══ RAW DATA
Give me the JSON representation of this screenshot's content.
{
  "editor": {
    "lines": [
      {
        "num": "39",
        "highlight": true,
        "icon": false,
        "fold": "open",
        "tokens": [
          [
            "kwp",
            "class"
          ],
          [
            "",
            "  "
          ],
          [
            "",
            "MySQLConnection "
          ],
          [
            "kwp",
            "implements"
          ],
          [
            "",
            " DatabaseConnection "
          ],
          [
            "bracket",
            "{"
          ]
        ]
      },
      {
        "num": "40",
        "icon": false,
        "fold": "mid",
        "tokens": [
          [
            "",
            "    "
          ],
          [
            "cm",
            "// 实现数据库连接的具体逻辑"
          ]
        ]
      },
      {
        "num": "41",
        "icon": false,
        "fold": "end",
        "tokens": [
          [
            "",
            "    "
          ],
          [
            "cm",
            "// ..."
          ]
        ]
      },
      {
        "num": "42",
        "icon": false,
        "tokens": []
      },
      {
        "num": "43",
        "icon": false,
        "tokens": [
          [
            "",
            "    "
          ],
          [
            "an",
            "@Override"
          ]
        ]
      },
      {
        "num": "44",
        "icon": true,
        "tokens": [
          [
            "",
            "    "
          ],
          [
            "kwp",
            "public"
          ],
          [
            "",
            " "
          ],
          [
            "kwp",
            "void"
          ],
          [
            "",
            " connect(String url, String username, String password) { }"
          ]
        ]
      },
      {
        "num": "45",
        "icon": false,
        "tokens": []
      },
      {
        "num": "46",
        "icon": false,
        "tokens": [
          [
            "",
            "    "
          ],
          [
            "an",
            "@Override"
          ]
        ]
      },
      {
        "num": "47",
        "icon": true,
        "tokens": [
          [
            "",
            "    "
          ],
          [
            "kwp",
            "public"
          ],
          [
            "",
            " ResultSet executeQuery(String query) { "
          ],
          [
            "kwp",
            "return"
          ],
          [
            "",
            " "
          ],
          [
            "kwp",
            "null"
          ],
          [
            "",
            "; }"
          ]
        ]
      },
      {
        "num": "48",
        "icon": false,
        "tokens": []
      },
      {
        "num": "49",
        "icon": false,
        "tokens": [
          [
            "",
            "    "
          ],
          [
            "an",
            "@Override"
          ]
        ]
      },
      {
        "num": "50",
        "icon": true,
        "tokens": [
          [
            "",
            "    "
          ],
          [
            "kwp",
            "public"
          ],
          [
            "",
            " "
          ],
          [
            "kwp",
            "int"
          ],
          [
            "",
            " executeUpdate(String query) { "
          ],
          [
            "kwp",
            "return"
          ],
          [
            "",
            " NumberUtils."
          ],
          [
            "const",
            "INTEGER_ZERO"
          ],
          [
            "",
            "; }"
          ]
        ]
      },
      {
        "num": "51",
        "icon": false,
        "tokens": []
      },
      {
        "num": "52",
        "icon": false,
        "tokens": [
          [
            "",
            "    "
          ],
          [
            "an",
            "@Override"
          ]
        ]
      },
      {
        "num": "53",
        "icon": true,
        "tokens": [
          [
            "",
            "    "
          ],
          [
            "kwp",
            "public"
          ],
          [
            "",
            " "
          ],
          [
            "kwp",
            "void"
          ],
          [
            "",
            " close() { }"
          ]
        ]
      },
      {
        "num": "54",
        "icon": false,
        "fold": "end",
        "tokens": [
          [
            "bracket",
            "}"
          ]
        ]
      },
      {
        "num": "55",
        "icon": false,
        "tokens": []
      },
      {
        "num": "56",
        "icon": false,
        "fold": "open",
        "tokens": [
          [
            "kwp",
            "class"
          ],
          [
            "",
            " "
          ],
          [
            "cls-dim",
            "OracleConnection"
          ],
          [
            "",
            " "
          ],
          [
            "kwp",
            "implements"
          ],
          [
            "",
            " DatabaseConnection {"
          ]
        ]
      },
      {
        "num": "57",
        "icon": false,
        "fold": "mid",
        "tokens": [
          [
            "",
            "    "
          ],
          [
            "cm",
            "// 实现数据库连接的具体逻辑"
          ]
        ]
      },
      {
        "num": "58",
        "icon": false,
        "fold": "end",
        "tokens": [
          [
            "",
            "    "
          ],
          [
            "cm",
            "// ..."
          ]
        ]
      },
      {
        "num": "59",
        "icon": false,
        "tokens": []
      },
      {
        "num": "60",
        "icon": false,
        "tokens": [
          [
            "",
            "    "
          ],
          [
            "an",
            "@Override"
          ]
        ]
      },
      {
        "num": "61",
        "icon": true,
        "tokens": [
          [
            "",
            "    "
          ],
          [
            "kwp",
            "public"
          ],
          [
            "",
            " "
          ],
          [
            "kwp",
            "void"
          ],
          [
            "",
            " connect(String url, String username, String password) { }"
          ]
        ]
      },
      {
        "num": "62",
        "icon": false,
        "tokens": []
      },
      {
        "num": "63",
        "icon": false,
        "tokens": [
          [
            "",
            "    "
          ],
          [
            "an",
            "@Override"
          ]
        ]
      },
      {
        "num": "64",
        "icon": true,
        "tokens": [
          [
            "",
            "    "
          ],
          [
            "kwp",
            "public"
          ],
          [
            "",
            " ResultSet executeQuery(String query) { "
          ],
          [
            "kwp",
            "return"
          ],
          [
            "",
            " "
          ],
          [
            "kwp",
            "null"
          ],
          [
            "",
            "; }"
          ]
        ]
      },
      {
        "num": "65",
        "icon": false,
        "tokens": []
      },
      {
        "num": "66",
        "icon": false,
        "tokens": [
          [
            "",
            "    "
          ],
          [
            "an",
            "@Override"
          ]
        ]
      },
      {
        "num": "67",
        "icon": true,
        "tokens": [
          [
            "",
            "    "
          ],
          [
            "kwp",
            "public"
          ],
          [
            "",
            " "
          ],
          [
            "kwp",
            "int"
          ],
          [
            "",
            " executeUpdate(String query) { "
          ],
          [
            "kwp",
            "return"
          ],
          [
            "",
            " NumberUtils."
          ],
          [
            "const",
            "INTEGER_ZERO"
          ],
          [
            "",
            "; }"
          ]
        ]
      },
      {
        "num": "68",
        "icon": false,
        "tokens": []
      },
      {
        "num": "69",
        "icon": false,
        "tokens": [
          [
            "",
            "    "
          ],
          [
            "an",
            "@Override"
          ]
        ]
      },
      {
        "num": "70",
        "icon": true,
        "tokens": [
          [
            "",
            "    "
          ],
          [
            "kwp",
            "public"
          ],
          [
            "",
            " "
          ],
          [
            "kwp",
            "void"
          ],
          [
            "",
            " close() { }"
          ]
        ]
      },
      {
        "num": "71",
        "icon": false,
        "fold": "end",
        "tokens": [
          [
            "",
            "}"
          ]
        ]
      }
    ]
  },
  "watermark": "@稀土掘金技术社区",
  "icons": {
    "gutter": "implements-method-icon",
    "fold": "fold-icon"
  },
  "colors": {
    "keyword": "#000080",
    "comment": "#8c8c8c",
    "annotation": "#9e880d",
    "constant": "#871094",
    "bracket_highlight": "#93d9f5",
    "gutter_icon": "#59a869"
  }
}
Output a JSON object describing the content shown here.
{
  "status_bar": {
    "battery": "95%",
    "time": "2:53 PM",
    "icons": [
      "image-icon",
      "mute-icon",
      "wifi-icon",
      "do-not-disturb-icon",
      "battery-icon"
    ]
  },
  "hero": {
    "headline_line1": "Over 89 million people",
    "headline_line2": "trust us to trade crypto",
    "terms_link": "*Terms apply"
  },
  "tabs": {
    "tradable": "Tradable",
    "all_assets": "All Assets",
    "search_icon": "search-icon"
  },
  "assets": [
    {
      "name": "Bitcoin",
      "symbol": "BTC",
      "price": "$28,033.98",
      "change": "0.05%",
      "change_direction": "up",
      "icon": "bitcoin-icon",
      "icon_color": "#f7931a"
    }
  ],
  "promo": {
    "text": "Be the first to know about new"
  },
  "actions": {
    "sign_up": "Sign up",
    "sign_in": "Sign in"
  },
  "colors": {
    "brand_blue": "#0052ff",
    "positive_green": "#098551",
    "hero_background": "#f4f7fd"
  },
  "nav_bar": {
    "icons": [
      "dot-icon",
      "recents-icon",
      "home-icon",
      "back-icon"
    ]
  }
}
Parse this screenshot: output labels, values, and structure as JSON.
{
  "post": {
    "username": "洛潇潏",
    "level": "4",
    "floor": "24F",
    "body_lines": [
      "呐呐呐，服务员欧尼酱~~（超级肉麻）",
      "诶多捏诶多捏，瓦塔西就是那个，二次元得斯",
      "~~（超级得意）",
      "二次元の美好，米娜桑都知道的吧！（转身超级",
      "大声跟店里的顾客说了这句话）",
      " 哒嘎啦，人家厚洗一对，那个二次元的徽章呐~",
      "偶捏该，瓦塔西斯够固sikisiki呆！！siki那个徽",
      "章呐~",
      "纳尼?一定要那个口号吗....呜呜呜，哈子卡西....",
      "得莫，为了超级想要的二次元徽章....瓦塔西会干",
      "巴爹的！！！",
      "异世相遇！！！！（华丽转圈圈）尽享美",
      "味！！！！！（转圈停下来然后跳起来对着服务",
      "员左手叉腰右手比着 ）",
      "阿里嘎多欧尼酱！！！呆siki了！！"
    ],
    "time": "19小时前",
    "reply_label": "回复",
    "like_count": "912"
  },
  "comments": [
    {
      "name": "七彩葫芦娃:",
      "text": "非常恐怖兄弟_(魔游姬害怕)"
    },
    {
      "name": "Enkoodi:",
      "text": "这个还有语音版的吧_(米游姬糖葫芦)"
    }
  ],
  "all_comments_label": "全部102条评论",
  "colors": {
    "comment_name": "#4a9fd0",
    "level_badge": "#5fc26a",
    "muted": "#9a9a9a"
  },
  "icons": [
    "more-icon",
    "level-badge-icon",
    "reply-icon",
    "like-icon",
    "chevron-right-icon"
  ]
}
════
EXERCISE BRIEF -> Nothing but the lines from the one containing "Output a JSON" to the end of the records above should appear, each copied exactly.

TASK SOLUTION ->
Output a JSON object describing the content shown here.
{
  "status_bar": {
    "battery": "95%",
    "time": "2:53 PM",
    "icons": [
      "image-icon",
      "mute-icon",
      "wifi-icon",
      "do-not-disturb-icon",
      "battery-icon"
    ]
  },
  "hero": {
    "headline_line1": "Over 89 million people",
    "headline_line2": "trust us to trade crypto",
    "terms_link": "*Terms apply"
  },
  "tabs": {
    "tradable": "Tradable",
    "all_assets": "All Assets",
    "search_icon": "search-icon"
  },
  "assets": [
    {
      "name": "Bitcoin",
      "symbol": "BTC",
      "price": "$28,033.98",
      "change": "0.05%",
      "change_direction": "up",
      "icon": "bitcoin-icon",
      "icon_color": "#f7931a"
    }
  ],
  "promo": {
    "text": "Be the first to know about new"
  },
  "actions": {
    "sign_up": "Sign up",
    "sign_in": "Sign in"
  },
  "colors": {
    "brand_blue": "#0052ff",
    "positive_green": "#098551",
    "hero_background": "#f4f7fd"
  },
  "nav_bar": {
    "icons": [
      "dot-icon",
      "recents-icon",
      "home-icon",
      "back-icon"
    ]
  }
}
Parse this screenshot: output labels, values, and structure as JSON.
{
  "post": {
    "username": "洛潇潏",
    "level": "4",
    "floor": "24F",
    "body_lines": [
      "呐呐呐，服务员欧尼酱~~（超级肉麻）",
      "诶多捏诶多捏，瓦塔西就是那个，二次元得斯",
      "~~（超级得意）",
      "二次元の美好，米娜桑都知道的吧！（转身超级",
      "大声跟店里的顾客说了这句话）",
      " 哒嘎啦，人家厚洗一对，那个二次元的徽章呐~",
      "偶捏该，瓦塔西斯够固sikisiki呆！！siki那个徽",
      "章呐~",
      "纳尼?一定要那个口号吗....呜呜呜，哈子卡西....",
      "得莫，为了超级想要的二次元徽章....瓦塔西会干",
      "巴爹的！！！",
      "异世相遇！！！！（华丽转圈圈）尽享美",
      "味！！！！！（转圈停下来然后跳起来对着服务",
      "员左手叉腰右手比着 ）",
      "阿里嘎多欧尼酱！！！呆siki了！！"
    ],
    "time": "19小时前",
    "reply_label": "回复",
    "like_count": "912"
  },
  "comments": [
    {
      "name": "七彩葫芦娃:",
      "text": "非常恐怖兄弟_(魔游姬害怕)"
    },
    {
      "name": "Enkoodi:",
      "text": "这个还有语音版的吧_(米游姬糖葫芦)"
    }
  ],
  "all_comments_label": "全部102条评论",
  "colors": {
    "comment_name": "#4a9fd0",
    "level_badge": "#5fc26a",
    "muted": "#9a9a9a"
  },
  "icons": [
    "more-icon",
    "level-badge-icon",
    "reply-icon",
    "like-icon",
    "chevron-right-icon"
  ]
}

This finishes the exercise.